PHY 598 (Venables) Sect E2
## Notes for PHY 598 Sect E2 (Venables)

### © *Arizona Board of Regents for Arizona State University
and John A. Venables*

**Click to download this document in Microsoft Word 6.0 Format**
Lecture notes by John A. Venables. Lectures given 28 March 96
and updated 12 Dec 96. I then gave a series of lectures at EPFL
in the Fall of '97, and EPFL Lecture #4
is on closely related topics.

## E2. Atomistic Models and Rate Equations

Rate Equations, Controlling Energies, and Simulations
We have considered simple rate equations for adatom
concentrations in section 1.3, and in problem 2, adding a
diffusion gradient in problem 3. Now we need to add non-linear
terms to describe clustering and nucleation of 2D or 3D
islands. These equations are governed primarily by energies,
which appear in exponentials, and also by frequency and
entropic preexponential factors.

This is the main advantage of such ‘mean field’ models.
They are known not to describe fluctuations very well, so
various quantities, such as size distributions of clusters,
are not described accurately. In current research, using fast
computational techniques such as ‘Kinetic Monte Carlo’ (KMC),
the early stages can be simulated on moderate size lattices.
These KMC ‘experiments’ using the same assumptions can then
be used to check whether mean field treatments work for a
particular quantity. The CSSS seminar on April 15th is by
one of the leaders in this area, Dr Steve Bales (Sandia,
Livermore). This will be a good chance to compare these
different approaches.

The emergence of computer simulation as a third way between
experiment and theory is clearly a growth area of our time.
To make progress in this area, one has to start with the
simplest models, and stick with them until they are really
understood. You need to beware generating more heat than
light, and in particular of generating special cases which
may or may not be of real interest. Simulations can however
be very illuminating, and may suggest inputs for simple
models that one hadn’t thought of. Animations are immediately
appealing, and if Spielberg can do it, why shouldn’t we? The
problem lies only in the subsequent claims for correspondence
with reality; then a measure of self-discipline is needed,
both from the lecturer/writer and the listener/reader.

Elements of Rate Equation Models
But with the above provisos, here goes with the atomistic
models. We consider rate equations for the various sized
clusters and then try to simplify them. If only isolated
adatoms are mobile on the surface, we have

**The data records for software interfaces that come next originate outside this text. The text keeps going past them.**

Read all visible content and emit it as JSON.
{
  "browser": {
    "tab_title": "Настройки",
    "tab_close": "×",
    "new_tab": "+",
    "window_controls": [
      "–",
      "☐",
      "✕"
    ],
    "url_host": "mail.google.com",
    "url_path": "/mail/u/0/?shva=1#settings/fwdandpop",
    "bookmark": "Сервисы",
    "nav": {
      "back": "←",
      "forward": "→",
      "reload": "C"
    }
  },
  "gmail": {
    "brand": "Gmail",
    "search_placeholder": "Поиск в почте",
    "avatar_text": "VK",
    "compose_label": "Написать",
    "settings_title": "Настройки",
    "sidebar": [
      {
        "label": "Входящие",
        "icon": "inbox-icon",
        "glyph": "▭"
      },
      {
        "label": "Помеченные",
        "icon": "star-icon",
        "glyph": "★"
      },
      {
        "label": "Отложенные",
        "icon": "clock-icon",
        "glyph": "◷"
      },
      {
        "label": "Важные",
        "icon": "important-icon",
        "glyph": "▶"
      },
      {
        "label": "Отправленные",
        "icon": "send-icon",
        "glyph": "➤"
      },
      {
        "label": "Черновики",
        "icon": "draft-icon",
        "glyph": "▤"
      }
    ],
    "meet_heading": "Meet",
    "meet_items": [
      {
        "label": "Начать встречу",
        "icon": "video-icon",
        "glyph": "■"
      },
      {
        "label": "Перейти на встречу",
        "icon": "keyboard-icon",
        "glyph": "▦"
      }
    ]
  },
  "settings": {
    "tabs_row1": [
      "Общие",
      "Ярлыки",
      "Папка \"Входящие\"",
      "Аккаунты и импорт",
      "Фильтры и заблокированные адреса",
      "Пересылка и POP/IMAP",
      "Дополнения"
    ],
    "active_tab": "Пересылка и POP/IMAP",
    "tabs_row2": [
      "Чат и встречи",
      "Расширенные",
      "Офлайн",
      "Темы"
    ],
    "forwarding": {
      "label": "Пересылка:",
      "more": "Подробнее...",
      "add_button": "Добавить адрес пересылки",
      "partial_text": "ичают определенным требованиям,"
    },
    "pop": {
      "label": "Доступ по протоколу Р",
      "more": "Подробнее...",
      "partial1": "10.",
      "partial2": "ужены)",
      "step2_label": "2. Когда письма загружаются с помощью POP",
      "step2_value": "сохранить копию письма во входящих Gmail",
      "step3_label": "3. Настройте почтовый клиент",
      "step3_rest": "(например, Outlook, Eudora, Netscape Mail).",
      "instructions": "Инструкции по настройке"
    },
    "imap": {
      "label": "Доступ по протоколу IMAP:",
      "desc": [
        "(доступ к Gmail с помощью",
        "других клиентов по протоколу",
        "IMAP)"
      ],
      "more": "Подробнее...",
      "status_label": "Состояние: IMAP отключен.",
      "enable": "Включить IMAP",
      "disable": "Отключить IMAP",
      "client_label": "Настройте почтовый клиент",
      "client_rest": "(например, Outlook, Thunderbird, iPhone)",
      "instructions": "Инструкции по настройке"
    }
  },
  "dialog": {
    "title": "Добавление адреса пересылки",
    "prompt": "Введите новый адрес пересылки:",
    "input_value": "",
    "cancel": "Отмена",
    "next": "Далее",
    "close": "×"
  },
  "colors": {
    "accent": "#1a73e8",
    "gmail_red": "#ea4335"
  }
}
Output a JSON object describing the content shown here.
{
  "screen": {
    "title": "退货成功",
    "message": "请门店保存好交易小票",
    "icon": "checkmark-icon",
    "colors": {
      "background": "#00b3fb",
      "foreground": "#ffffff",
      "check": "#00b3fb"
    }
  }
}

nucleus size. In its simplest form, this means that a) we
can consider all clusters of size > i to be ‘stable’, in
that another adatom usually arrives before the clusters
(on average) decay; the reverse is true for clusters of
below critical size; b) these subcritical clusters are in
local equilibrium with the adatom population.

The capture numbers are related to the size, stability and
spatial distribution of islands, and solving this problem
has caused a lot of words to be spilled; it isn’t over yet.
The simplest mean field model, which I and others worked on
long ago, and which several people are working on now,
considers a typical cluster of size k immersed in the
average density of islands of all sizes. Then one can set
up a diffusion equation for the adatom concentration in
the vicinity of the k-cluster (size specific), or x-cluster
(the average size cluster), which has a Bessel Function
solution.

Regimes of Condensation
Bales and coworkers have been studying this model using a
combination of rate equations and KMC techniques. So far the
comparison for i = 1 has been published (G.S. Bales and D.C.
Chrzan, Phys. Rev B50 (1994) 6057); other treatments are in
the pipeline. My 1987 PRB paper concentrated on including
vibrations in a self-consisent way, within the mean field
framework outlined above. In the last few years there have
been many related treatments by several groups, mostly in
response to the new UHV STM-based experimental results. We
describe some of these results in section E3.

Continue to section E3
Return to Lecture list